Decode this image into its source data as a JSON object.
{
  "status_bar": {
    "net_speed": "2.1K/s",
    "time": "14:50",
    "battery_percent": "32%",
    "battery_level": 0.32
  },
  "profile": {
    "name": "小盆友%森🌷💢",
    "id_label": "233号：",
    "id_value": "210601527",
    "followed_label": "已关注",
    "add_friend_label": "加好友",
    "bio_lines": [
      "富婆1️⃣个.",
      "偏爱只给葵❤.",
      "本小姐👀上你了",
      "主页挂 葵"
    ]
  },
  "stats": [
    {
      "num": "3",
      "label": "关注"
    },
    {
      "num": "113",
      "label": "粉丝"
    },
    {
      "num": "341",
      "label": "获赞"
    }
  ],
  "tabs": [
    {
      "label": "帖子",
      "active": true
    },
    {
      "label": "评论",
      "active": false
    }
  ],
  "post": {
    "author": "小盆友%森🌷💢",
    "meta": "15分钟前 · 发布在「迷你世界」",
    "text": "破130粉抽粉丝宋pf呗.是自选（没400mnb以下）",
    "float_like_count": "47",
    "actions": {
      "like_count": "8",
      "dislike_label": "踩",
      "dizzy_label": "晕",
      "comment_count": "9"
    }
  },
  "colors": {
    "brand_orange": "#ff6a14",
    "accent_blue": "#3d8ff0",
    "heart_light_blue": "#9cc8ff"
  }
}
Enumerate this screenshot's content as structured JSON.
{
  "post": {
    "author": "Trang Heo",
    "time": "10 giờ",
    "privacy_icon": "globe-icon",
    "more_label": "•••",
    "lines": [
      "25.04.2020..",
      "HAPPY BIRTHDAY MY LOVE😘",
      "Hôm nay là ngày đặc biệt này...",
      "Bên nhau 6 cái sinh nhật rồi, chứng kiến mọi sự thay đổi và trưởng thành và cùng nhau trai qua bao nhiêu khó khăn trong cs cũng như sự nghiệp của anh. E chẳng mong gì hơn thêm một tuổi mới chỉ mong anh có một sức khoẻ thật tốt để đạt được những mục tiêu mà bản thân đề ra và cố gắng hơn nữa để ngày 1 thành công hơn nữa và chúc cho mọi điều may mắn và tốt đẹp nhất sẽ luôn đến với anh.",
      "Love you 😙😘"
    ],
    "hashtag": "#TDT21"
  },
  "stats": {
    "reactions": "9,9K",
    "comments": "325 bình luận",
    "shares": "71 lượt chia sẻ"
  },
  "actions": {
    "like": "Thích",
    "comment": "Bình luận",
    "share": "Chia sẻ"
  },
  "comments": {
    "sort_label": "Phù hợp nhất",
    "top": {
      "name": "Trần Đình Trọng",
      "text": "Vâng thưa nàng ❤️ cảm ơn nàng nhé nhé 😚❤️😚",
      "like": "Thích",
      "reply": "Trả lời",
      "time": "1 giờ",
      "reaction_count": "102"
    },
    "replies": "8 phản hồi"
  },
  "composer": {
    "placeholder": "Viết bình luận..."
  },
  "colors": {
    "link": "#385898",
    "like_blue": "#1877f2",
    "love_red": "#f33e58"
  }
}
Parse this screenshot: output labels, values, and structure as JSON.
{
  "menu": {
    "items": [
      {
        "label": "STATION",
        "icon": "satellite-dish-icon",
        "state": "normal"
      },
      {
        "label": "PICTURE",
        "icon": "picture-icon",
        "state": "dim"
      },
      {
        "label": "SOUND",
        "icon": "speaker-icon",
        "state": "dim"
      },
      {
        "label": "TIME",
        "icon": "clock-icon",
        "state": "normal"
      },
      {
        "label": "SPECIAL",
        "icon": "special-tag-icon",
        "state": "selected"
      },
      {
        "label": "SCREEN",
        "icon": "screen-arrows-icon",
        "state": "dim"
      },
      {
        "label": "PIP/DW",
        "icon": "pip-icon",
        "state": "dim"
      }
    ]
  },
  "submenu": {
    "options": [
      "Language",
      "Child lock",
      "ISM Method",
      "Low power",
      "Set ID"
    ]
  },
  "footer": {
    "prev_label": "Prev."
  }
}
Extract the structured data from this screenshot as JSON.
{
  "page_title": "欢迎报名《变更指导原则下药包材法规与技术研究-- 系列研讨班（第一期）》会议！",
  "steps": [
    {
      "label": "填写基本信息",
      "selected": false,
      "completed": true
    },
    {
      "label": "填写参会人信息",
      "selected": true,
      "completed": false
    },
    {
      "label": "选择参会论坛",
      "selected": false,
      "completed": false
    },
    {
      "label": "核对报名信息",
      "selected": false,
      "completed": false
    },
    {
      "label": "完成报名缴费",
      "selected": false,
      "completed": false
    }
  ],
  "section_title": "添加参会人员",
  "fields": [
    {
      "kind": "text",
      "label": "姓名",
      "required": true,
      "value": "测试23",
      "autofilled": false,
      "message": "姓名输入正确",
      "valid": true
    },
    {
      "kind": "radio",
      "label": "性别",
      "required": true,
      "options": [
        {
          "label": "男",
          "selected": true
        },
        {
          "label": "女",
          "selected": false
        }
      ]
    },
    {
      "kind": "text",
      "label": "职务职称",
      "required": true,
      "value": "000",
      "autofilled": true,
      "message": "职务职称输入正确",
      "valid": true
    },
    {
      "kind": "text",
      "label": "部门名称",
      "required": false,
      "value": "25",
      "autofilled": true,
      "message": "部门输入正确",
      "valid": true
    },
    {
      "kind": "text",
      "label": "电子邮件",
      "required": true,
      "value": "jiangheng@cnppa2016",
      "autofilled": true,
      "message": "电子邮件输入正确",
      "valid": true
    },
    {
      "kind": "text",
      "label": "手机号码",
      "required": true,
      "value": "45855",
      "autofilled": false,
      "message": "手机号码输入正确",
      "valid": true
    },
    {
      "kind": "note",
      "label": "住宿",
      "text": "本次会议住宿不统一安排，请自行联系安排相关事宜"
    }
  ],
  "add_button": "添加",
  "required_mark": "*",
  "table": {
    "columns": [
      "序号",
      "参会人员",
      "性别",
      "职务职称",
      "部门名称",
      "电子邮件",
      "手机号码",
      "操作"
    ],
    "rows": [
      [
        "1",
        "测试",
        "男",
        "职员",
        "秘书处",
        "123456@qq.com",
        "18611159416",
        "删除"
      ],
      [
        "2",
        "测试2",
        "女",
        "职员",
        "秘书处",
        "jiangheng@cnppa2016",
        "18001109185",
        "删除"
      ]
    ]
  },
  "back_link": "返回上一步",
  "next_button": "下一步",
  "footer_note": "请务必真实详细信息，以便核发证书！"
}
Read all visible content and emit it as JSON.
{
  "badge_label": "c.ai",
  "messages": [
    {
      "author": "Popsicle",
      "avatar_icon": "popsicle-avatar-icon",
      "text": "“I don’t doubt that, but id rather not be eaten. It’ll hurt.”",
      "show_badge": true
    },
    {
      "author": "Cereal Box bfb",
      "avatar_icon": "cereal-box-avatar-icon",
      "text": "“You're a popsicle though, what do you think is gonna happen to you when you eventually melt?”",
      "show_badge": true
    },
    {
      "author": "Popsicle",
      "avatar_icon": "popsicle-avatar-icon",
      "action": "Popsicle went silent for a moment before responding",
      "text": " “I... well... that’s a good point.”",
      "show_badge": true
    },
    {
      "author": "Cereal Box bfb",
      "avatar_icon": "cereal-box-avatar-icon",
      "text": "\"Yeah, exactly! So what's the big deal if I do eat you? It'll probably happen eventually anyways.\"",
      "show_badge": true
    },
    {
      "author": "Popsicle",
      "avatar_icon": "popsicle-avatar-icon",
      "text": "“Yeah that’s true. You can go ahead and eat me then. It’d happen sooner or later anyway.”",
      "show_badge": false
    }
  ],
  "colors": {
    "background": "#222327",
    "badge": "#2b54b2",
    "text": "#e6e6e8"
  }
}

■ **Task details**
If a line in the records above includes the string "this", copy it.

■ **Answer section**
Decode this image into its source data as a JSON object.
Enumerate this screenshot's content as structured JSON.
Parse this screenshot: output labels, values, and structure as JSON.
Extract the structured data from this screenshot as JSON.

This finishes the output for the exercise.